• **Task prompt**: Report each line from the data below that holds the word "商品名稱".

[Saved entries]
....
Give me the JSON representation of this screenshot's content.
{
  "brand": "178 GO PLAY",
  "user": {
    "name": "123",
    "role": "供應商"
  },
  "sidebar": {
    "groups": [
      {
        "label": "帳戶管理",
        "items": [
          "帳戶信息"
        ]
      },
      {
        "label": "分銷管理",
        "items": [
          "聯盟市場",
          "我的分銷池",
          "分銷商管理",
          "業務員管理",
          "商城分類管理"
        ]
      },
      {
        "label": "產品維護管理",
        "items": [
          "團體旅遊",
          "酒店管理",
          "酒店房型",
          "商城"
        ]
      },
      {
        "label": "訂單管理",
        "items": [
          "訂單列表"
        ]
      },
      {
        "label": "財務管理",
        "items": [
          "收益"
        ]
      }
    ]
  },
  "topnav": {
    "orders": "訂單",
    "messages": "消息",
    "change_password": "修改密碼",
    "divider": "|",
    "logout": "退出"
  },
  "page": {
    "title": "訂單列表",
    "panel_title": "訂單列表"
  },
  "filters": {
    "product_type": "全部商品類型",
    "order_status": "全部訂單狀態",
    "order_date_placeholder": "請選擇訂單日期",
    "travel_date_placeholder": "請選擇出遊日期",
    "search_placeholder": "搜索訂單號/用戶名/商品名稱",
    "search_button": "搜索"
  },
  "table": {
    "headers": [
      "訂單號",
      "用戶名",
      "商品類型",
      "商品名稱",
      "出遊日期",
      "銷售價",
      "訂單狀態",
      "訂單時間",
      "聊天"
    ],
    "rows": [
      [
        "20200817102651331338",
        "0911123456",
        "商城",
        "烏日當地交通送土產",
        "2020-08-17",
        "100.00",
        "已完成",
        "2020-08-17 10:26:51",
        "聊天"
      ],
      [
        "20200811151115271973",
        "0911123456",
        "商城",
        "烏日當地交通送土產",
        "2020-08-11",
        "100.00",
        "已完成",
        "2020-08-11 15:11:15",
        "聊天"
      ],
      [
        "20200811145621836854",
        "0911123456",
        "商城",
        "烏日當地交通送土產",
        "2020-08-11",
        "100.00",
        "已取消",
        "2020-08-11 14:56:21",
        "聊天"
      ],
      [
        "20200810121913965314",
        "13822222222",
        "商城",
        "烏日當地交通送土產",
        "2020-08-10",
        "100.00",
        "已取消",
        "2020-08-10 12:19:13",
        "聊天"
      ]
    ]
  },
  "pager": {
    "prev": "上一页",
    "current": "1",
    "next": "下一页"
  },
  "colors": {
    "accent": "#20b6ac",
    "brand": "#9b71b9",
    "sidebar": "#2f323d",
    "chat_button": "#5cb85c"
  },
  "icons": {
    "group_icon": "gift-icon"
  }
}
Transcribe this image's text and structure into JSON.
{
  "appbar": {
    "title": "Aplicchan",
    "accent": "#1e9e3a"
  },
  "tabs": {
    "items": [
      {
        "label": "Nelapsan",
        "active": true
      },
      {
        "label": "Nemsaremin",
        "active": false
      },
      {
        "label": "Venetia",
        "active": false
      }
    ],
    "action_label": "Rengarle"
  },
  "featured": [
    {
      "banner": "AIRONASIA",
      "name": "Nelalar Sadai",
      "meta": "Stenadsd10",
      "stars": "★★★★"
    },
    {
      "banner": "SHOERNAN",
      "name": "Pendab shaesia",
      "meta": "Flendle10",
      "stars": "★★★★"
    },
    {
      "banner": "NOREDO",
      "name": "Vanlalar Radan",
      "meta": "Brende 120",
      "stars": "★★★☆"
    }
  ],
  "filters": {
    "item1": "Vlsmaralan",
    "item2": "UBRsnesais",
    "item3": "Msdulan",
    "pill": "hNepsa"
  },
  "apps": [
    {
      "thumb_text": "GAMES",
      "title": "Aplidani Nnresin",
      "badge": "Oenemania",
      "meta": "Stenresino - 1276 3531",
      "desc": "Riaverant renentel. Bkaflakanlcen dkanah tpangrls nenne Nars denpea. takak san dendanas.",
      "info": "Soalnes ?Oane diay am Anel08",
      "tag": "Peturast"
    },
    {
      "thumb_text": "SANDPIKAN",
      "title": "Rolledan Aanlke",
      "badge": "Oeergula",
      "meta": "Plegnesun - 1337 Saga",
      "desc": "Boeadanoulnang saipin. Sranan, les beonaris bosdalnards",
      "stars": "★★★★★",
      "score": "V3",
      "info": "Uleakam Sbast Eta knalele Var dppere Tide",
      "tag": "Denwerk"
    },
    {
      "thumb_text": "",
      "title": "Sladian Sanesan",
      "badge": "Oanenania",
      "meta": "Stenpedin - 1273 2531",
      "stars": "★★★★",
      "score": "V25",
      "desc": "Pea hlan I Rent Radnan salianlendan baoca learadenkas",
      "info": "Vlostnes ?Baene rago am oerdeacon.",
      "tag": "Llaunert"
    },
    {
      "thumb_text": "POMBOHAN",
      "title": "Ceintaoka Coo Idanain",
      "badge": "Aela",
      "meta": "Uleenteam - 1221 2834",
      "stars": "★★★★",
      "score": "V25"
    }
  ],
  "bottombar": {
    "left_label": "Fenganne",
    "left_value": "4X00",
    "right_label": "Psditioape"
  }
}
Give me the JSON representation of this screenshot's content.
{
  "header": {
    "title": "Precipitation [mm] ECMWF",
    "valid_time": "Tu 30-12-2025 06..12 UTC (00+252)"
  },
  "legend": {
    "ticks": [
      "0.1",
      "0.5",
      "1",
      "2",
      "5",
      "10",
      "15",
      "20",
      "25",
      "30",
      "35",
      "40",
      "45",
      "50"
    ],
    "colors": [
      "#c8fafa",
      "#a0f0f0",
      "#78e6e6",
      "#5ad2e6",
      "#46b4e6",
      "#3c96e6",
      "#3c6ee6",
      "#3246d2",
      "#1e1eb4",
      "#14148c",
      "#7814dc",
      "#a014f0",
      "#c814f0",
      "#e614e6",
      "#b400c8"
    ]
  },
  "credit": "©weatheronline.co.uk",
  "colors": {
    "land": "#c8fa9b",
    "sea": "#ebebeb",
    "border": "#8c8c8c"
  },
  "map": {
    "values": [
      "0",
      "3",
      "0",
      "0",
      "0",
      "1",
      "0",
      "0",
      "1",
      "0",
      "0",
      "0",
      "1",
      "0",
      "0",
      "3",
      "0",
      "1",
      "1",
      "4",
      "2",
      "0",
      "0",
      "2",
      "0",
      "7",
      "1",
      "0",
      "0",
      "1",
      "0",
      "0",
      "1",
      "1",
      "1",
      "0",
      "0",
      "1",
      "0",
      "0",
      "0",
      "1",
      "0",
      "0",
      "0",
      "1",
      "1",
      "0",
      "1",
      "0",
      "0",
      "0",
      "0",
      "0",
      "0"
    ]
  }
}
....
• **Task output**:
    "search_placeholder": "搜索訂單號/用戶名/商品名稱",
      "商品名稱",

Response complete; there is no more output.